What this task involves = Check every line below for the string "meta". Copy the ones that have it.
===== Study material
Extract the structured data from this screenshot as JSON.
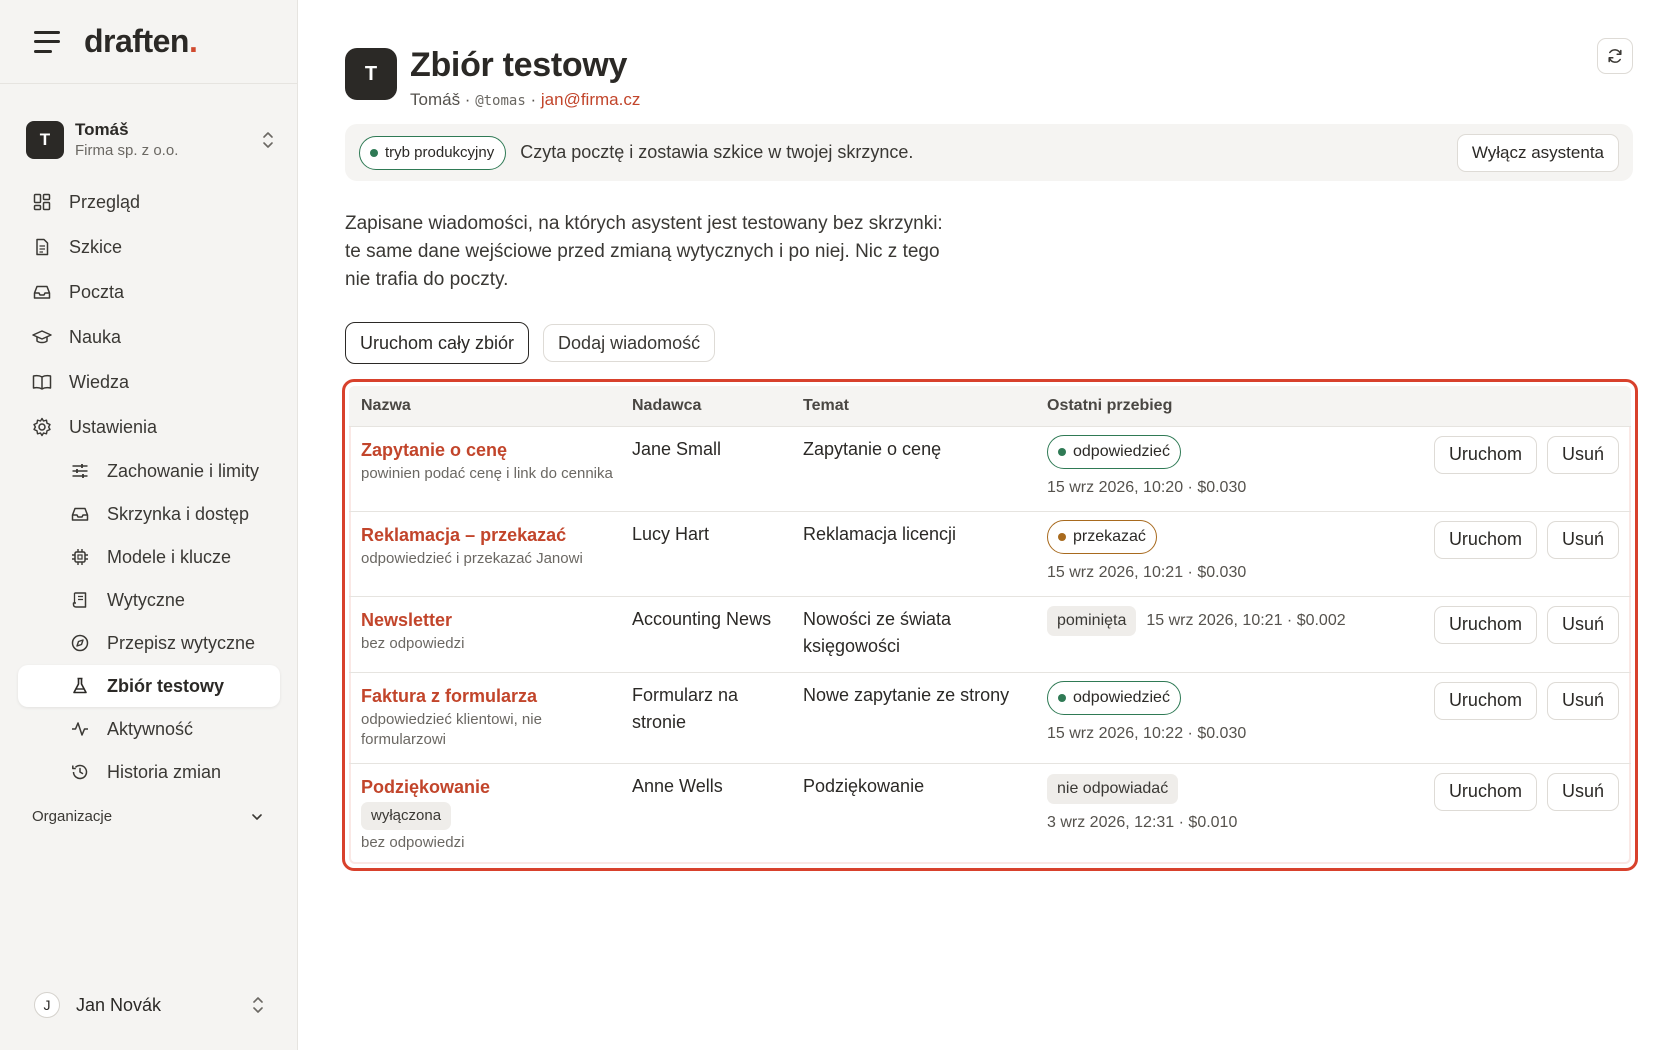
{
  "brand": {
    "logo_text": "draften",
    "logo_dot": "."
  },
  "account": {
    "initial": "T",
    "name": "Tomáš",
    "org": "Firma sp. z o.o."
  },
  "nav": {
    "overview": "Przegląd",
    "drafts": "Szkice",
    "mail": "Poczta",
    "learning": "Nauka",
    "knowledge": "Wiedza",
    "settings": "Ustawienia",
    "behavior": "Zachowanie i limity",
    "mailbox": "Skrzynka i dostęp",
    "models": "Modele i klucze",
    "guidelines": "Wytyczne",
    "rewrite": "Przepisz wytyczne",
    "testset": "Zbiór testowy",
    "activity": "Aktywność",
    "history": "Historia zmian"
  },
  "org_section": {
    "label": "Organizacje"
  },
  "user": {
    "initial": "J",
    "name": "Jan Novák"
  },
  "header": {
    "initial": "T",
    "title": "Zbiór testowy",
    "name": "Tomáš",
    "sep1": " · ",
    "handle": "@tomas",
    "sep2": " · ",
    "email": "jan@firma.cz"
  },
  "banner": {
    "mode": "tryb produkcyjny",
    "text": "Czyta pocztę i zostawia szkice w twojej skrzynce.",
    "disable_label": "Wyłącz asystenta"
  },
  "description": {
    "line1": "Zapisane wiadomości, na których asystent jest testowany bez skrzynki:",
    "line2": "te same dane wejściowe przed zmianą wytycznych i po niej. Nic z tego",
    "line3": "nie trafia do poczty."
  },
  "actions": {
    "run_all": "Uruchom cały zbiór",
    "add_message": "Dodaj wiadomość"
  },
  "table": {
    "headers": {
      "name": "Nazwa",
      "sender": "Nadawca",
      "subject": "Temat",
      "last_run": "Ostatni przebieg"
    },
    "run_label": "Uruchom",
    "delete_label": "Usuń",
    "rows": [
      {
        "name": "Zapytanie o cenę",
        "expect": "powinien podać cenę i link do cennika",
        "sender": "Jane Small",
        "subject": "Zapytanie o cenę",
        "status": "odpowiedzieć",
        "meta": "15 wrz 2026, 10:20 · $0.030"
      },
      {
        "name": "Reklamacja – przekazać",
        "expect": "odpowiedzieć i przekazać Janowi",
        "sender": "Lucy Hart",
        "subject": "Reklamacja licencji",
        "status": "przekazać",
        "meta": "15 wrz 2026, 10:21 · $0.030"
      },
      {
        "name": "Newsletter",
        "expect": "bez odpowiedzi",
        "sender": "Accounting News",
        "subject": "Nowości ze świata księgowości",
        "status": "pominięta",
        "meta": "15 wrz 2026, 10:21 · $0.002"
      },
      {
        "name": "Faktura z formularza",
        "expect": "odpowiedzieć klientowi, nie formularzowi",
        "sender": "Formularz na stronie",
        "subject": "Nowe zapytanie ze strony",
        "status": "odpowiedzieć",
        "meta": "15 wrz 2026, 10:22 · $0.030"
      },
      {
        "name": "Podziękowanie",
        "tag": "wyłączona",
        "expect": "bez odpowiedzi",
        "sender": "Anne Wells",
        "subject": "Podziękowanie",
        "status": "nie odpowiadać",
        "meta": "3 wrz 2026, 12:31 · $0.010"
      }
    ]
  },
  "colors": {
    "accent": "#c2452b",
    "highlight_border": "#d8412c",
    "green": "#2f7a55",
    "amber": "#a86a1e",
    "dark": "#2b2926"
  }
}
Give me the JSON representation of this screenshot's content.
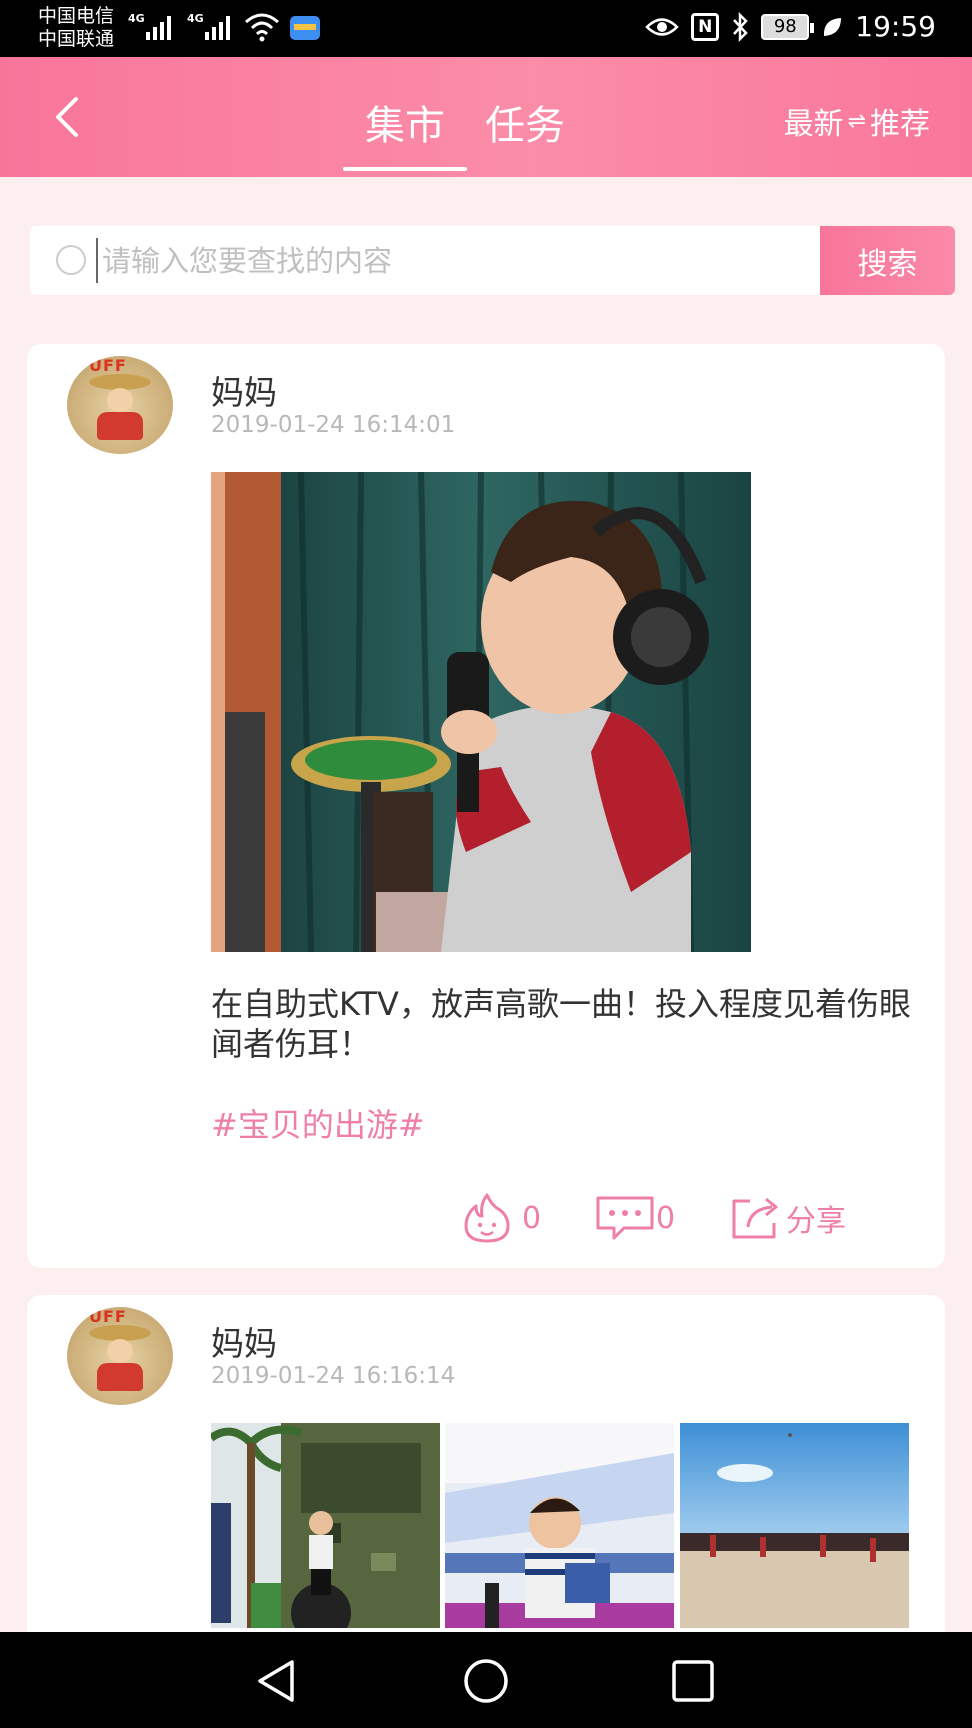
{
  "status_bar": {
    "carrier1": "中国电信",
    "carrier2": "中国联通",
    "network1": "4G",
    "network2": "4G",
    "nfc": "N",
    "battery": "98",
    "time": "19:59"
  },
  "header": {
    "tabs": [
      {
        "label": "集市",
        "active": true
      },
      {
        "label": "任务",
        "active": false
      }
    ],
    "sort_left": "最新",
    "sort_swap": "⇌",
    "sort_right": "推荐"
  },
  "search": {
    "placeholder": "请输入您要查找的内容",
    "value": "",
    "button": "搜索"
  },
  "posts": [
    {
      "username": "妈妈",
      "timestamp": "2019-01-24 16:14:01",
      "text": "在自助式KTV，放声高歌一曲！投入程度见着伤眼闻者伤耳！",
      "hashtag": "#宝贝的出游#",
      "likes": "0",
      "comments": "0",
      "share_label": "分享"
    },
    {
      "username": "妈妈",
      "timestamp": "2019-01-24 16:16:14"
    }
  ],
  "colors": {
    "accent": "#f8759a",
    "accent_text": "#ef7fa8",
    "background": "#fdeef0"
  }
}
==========
Response to this task =
        "meta": "15 wrz 2026, 10:20 · $0.030"
        "meta": "15 wrz 2026, 10:21 · $0.030"
        "meta": "15 wrz 2026, 10:21 · $0.002"
        "meta": "15 wrz 2026, 10:22 · $0.030"
        "meta": "3 wrz 2026, 12:31 · $0.010"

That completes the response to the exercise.